TASK PROMPT - Without any pictures, copy the records below once more, exactly as they are.
AVAILABLE DATA below:
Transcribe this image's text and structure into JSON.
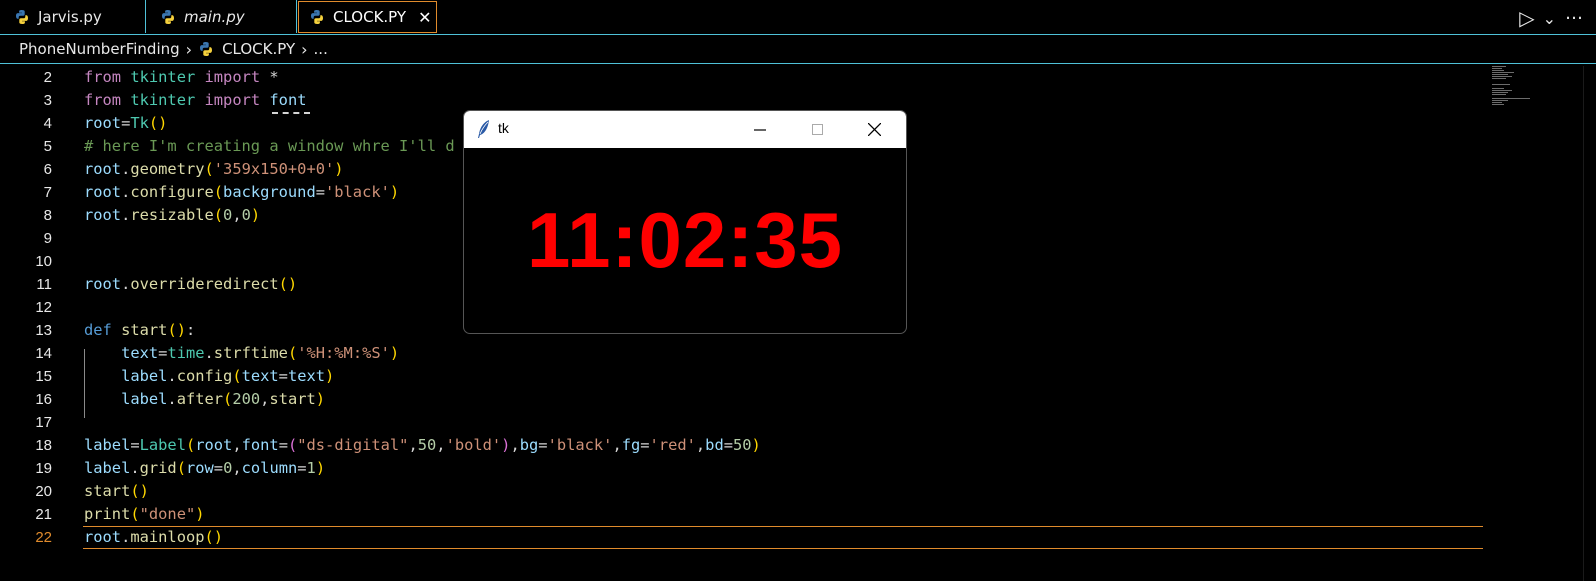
{
  "tabs": [
    {
      "label": "Jarvis.py",
      "icon": "python-icon"
    },
    {
      "label": "main.py",
      "icon": "python-icon"
    },
    {
      "label": "CLOCK.PY",
      "icon": "python-icon",
      "close": "✕"
    }
  ],
  "toolbar": {
    "run_icon": "▷",
    "run_dropdown": "⌄",
    "more": "…"
  },
  "breadcrumb": {
    "folder": "PhoneNumberFinding",
    "file": "CLOCK.PY",
    "tail": "..."
  },
  "editor": {
    "lines": [
      {
        "n": "2",
        "tokens": [
          [
            "kw",
            "from"
          ],
          [
            "plain",
            " "
          ],
          [
            "mod",
            "tkinter"
          ],
          [
            "plain",
            " "
          ],
          [
            "kw",
            "import"
          ],
          [
            "plain",
            " *"
          ]
        ]
      },
      {
        "n": "3",
        "tokens": [
          [
            "kw",
            "from"
          ],
          [
            "plain",
            " "
          ],
          [
            "mod",
            "tkinter"
          ],
          [
            "plain",
            " "
          ],
          [
            "kw",
            "import"
          ],
          [
            "plain",
            " "
          ],
          [
            "var",
            "font"
          ]
        ]
      },
      {
        "n": "4",
        "tokens": [
          [
            "var",
            "root"
          ],
          [
            "plain",
            "="
          ],
          [
            "mod",
            "Tk"
          ],
          [
            "br1",
            "()"
          ]
        ]
      },
      {
        "n": "5",
        "tokens": [
          [
            "cmt",
            "# here I'm creating a window whre I'll d"
          ]
        ]
      },
      {
        "n": "6",
        "tokens": [
          [
            "var",
            "root"
          ],
          [
            "plain",
            "."
          ],
          [
            "fn",
            "geometry"
          ],
          [
            "br1",
            "("
          ],
          [
            "str",
            "'359x150+0+0'"
          ],
          [
            "br1",
            ")"
          ]
        ]
      },
      {
        "n": "7",
        "tokens": [
          [
            "var",
            "root"
          ],
          [
            "plain",
            "."
          ],
          [
            "fn",
            "configure"
          ],
          [
            "br1",
            "("
          ],
          [
            "var",
            "background"
          ],
          [
            "plain",
            "="
          ],
          [
            "str",
            "'black'"
          ],
          [
            "br1",
            ")"
          ]
        ]
      },
      {
        "n": "8",
        "tokens": [
          [
            "var",
            "root"
          ],
          [
            "plain",
            "."
          ],
          [
            "fn",
            "resizable"
          ],
          [
            "br1",
            "("
          ],
          [
            "num",
            "0"
          ],
          [
            "plain",
            ","
          ],
          [
            "num",
            "0"
          ],
          [
            "br1",
            ")"
          ]
        ]
      },
      {
        "n": "9",
        "tokens": []
      },
      {
        "n": "10",
        "tokens": []
      },
      {
        "n": "11",
        "tokens": [
          [
            "var",
            "root"
          ],
          [
            "plain",
            "."
          ],
          [
            "fn",
            "overrideredirect"
          ],
          [
            "br1",
            "()"
          ]
        ]
      },
      {
        "n": "12",
        "tokens": []
      },
      {
        "n": "13",
        "tokens": [
          [
            "def",
            "def"
          ],
          [
            "plain",
            " "
          ],
          [
            "fn",
            "start"
          ],
          [
            "br1",
            "()"
          ],
          [
            "plain",
            ":"
          ]
        ]
      },
      {
        "n": "14",
        "tokens": [
          [
            "plain",
            "    "
          ],
          [
            "var",
            "text"
          ],
          [
            "plain",
            "="
          ],
          [
            "mod",
            "time"
          ],
          [
            "plain",
            "."
          ],
          [
            "fn",
            "strftime"
          ],
          [
            "br1",
            "("
          ],
          [
            "str",
            "'%H:%M:%S'"
          ],
          [
            "br1",
            ")"
          ]
        ]
      },
      {
        "n": "15",
        "tokens": [
          [
            "plain",
            "    "
          ],
          [
            "var",
            "label"
          ],
          [
            "plain",
            "."
          ],
          [
            "fn",
            "config"
          ],
          [
            "br1",
            "("
          ],
          [
            "var",
            "text"
          ],
          [
            "plain",
            "="
          ],
          [
            "var",
            "text"
          ],
          [
            "br1",
            ")"
          ]
        ]
      },
      {
        "n": "16",
        "tokens": [
          [
            "plain",
            "    "
          ],
          [
            "var",
            "label"
          ],
          [
            "plain",
            "."
          ],
          [
            "fn",
            "after"
          ],
          [
            "br1",
            "("
          ],
          [
            "num",
            "200"
          ],
          [
            "plain",
            ","
          ],
          [
            "fn",
            "start"
          ],
          [
            "br1",
            ")"
          ]
        ]
      },
      {
        "n": "17",
        "tokens": []
      },
      {
        "n": "18",
        "tokens": [
          [
            "var",
            "label"
          ],
          [
            "plain",
            "="
          ],
          [
            "mod",
            "Label"
          ],
          [
            "br1",
            "("
          ],
          [
            "var",
            "root"
          ],
          [
            "plain",
            ","
          ],
          [
            "var",
            "font"
          ],
          [
            "plain",
            "="
          ],
          [
            "br2",
            "("
          ],
          [
            "str",
            "\"ds-digital\""
          ],
          [
            "plain",
            ","
          ],
          [
            "num",
            "50"
          ],
          [
            "plain",
            ","
          ],
          [
            "str",
            "'bold'"
          ],
          [
            "br2",
            ")"
          ],
          [
            "plain",
            ","
          ],
          [
            "var",
            "bg"
          ],
          [
            "plain",
            "="
          ],
          [
            "str",
            "'black'"
          ],
          [
            "plain",
            ","
          ],
          [
            "var",
            "fg"
          ],
          [
            "plain",
            "="
          ],
          [
            "str",
            "'red'"
          ],
          [
            "plain",
            ","
          ],
          [
            "var",
            "bd"
          ],
          [
            "plain",
            "="
          ],
          [
            "num",
            "50"
          ],
          [
            "br1",
            ")"
          ]
        ]
      },
      {
        "n": "19",
        "tokens": [
          [
            "var",
            "label"
          ],
          [
            "plain",
            "."
          ],
          [
            "fn",
            "grid"
          ],
          [
            "br1",
            "("
          ],
          [
            "var",
            "row"
          ],
          [
            "plain",
            "="
          ],
          [
            "num",
            "0"
          ],
          [
            "plain",
            ","
          ],
          [
            "var",
            "column"
          ],
          [
            "plain",
            "="
          ],
          [
            "num",
            "1"
          ],
          [
            "br1",
            ")"
          ]
        ]
      },
      {
        "n": "20",
        "tokens": [
          [
            "fn",
            "start"
          ],
          [
            "br1",
            "()"
          ]
        ]
      },
      {
        "n": "21",
        "tokens": [
          [
            "fn",
            "print"
          ],
          [
            "br1",
            "("
          ],
          [
            "str",
            "\"done\""
          ],
          [
            "br1",
            ")"
          ]
        ]
      },
      {
        "n": "22",
        "tokens": [
          [
            "var",
            "root"
          ],
          [
            "plain",
            "."
          ],
          [
            "fn",
            "mainloop"
          ],
          [
            "br1",
            "()"
          ]
        ]
      }
    ],
    "current_line": "22"
  },
  "tk_window": {
    "title": "tk",
    "clock": "11:02:35",
    "clock_color": "#ff0000",
    "minimize": "—",
    "maximize": "☐",
    "close": "✕"
  },
  "colors": {
    "accent": "#e08b2c",
    "border": "#4fc1d8"
  }
}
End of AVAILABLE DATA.
WRITTEN RESPONSE -
Transcribe this image's text and structure into JSON.
{
  "tabs": [
    {
      "label": "Jarvis.py",
      "icon": "python-icon"
    },
    {
      "label": "main.py",
      "icon": "python-icon"
    },
    {
      "label": "CLOCK.PY",
      "icon": "python-icon",
      "close": "✕"
    }
  ],
  "toolbar": {
    "run_icon": "▷",
    "run_dropdown": "⌄",
    "more": "…"
  },
  "breadcrumb": {
    "folder": "PhoneNumberFinding",
    "file": "CLOCK.PY",
    "tail": "..."
  },
  "editor": {
    "lines": [
      {
        "n": "2",
        "tokens": [
          [
            "kw",
            "from"
          ],
          [
            "plain",
            " "
          ],
          [
            "mod",
            "tkinter"
          ],
          [
            "plain",
            " "
          ],
          [
            "kw",
            "import"
          ],
          [
            "plain",
            " *"
          ]
        ]
      },
      {
        "n": "3",
        "tokens": [
          [
            "kw",
            "from"
          ],
          [
            "plain",
            " "
          ],
          [
            "mod",
            "tkinter"
          ],
          [
            "plain",
            " "
          ],
          [
            "kw",
            "import"
          ],
          [
            "plain",
            " "
          ],
          [
            "var",
            "font"
          ]
        ]
      },
      {
        "n": "4",
        "tokens": [
          [
            "var",
            "root"
          ],
          [
            "plain",
            "="
          ],
          [
            "mod",
            "Tk"
          ],
          [
            "br1",
            "()"
          ]
        ]
      },
      {
        "n": "5",
        "tokens": [
          [
            "cmt",
            "# here I'm creating a window whre I'll d"
          ]
        ]
      },
      {
        "n": "6",
        "tokens": [
          [
            "var",
            "root"
          ],
          [
            "plain",
            "."
          ],
          [
            "fn",
            "geometry"
          ],
          [
            "br1",
            "("
          ],
          [
            "str",
            "'359x150+0+0'"
          ],
          [
            "br1",
            ")"
          ]
        ]
      },
      {
        "n": "7",
        "tokens": [
          [
            "var",
            "root"
          ],
          [
            "plain",
            "."
          ],
          [
            "fn",
            "configure"
          ],
          [
            "br1",
            "("
          ],
          [
            "var",
            "background"
          ],
          [
            "plain",
            "="
          ],
          [
            "str",
            "'black'"
          ],
          [
            "br1",
            ")"
          ]
        ]
      },
      {
        "n": "8",
        "tokens": [
          [
            "var",
            "root"
          ],
          [
            "plain",
            "."
          ],
          [
            "fn",
            "resizable"
          ],
          [
            "br1",
            "("
          ],
          [
            "num",
            "0"
          ],
          [
            "plain",
            ","
          ],
          [
            "num",
            "0"
          ],
          [
            "br1",
            ")"
          ]
        ]
      },
      {
        "n": "9",
        "tokens": []
      },
      {
        "n": "10",
        "tokens": []
      },
      {
        "n": "11",
        "tokens": [
          [
            "var",
            "root"
          ],
          [
            "plain",
            "."
          ],
          [
            "fn",
            "overrideredirect"
          ],
          [
            "br1",
            "()"
          ]
        ]
      },
      {
        "n": "12",
        "tokens": []
      },
      {
        "n": "13",
        "tokens": [
          [
            "def",
            "def"
          ],
          [
            "plain",
            " "
          ],
          [
            "fn",
            "start"
          ],
          [
            "br1",
            "()"
          ],
          [
            "plain",
            ":"
          ]
        ]
      },
      {
        "n": "14",
        "tokens": [
          [
            "plain",
            "    "
          ],
          [
            "var",
            "text"
          ],
          [
            "plain",
            "="
          ],
          [
            "mod",
            "time"
          ],
          [
            "plain",
            "."
          ],
          [
            "fn",
            "strftime"
          ],
          [
            "br1",
            "("
          ],
          [
            "str",
            "'%H:%M:%S'"
          ],
          [
            "br1",
            ")"
          ]
        ]
      },
      {
        "n": "15",
        "tokens": [
          [
            "plain",
            "    "
          ],
          [
            "var",
            "label"
          ],
          [
            "plain",
            "."
          ],
          [
            "fn",
            "config"
          ],
          [
            "br1",
            "("
          ],
          [
            "var",
            "text"
          ],
          [
            "plain",
            "="
          ],
          [
            "var",
            "text"
          ],
          [
            "br1",
            ")"
          ]
        ]
      },
      {
        "n": "16",
        "tokens": [
          [
            "plain",
            "    "
          ],
          [
            "var",
            "label"
          ],
          [
            "plain",
            "."
          ],
          [
            "fn",
            "after"
          ],
          [
            "br1",
            "("
          ],
          [
            "num",
            "200"
          ],
          [
            "plain",
            ","
          ],
          [
            "fn",
            "start"
          ],
          [
            "br1",
            ")"
          ]
        ]
      },
      {
        "n": "17",
        "tokens": []
      },
      {
        "n": "18",
        "tokens": [
          [
            "var",
            "label"
          ],
          [
            "plain",
            "="
          ],
          [
            "mod",
            "Label"
          ],
          [
            "br1",
            "("
          ],
          [
            "var",
            "root"
          ],
          [
            "plain",
            ","
          ],
          [
            "var",
            "font"
          ],
          [
            "plain",
            "="
          ],
          [
            "br2",
            "("
          ],
          [
            "str",
            "\"ds-digital\""
          ],
          [
            "plain",
            ","
          ],
          [
            "num",
            "50"
          ],
          [
            "plain",
            ","
          ],
          [
            "str",
            "'bold'"
          ],
          [
            "br2",
            ")"
          ],
          [
            "plain",
            ","
          ],
          [
            "var",
            "bg"
          ],
          [
            "plain",
            "="
          ],
          [
            "str",
            "'black'"
          ],
          [
            "plain",
            ","
          ],
          [
            "var",
            "fg"
          ],
          [
            "plain",
            "="
          ],
          [
            "str",
            "'red'"
          ],
          [
            "plain",
            ","
          ],
          [
            "var",
            "bd"
          ],
          [
            "plain",
            "="
          ],
          [
            "num",
            "50"
          ],
          [
            "br1",
            ")"
          ]
        ]
      },
      {
        "n": "19",
        "tokens": [
          [
            "var",
            "label"
          ],
          [
            "plain",
            "."
          ],
          [
            "fn",
            "grid"
          ],
          [
            "br1",
            "("
          ],
          [
            "var",
            "row"
          ],
          [
            "plain",
            "="
          ],
          [
            "num",
            "0"
          ],
          [
            "plain",
            ","
          ],
          [
            "var",
            "column"
          ],
          [
            "plain",
            "="
          ],
          [
            "num",
            "1"
          ],
          [
            "br1",
            ")"
          ]
        ]
      },
      {
        "n": "20",
        "tokens": [
          [
            "fn",
            "start"
          ],
          [
            "br1",
            "()"
          ]
        ]
      },
      {
        "n": "21",
        "tokens": [
          [
            "fn",
            "print"
          ],
          [
            "br1",
            "("
          ],
          [
            "str",
            "\"done\""
          ],
          [
            "br1",
            ")"
          ]
        ]
      },
      {
        "n": "22",
        "tokens": [
          [
            "var",
            "root"
          ],
          [
            "plain",
            "."
          ],
          [
            "fn",
            "mainloop"
          ],
          [
            "br1",
            "()"
          ]
        ]
      }
    ],
    "current_line": "22"
  },
  "tk_window": {
    "title": "tk",
    "clock": "11:02:35",
    "clock_color": "#ff0000",
    "minimize": "—",
    "maximize": "☐",
    "close": "✕"
  },
  "colors": {
    "accent": "#e08b2c",
    "border": "#4fc1d8"
  }
}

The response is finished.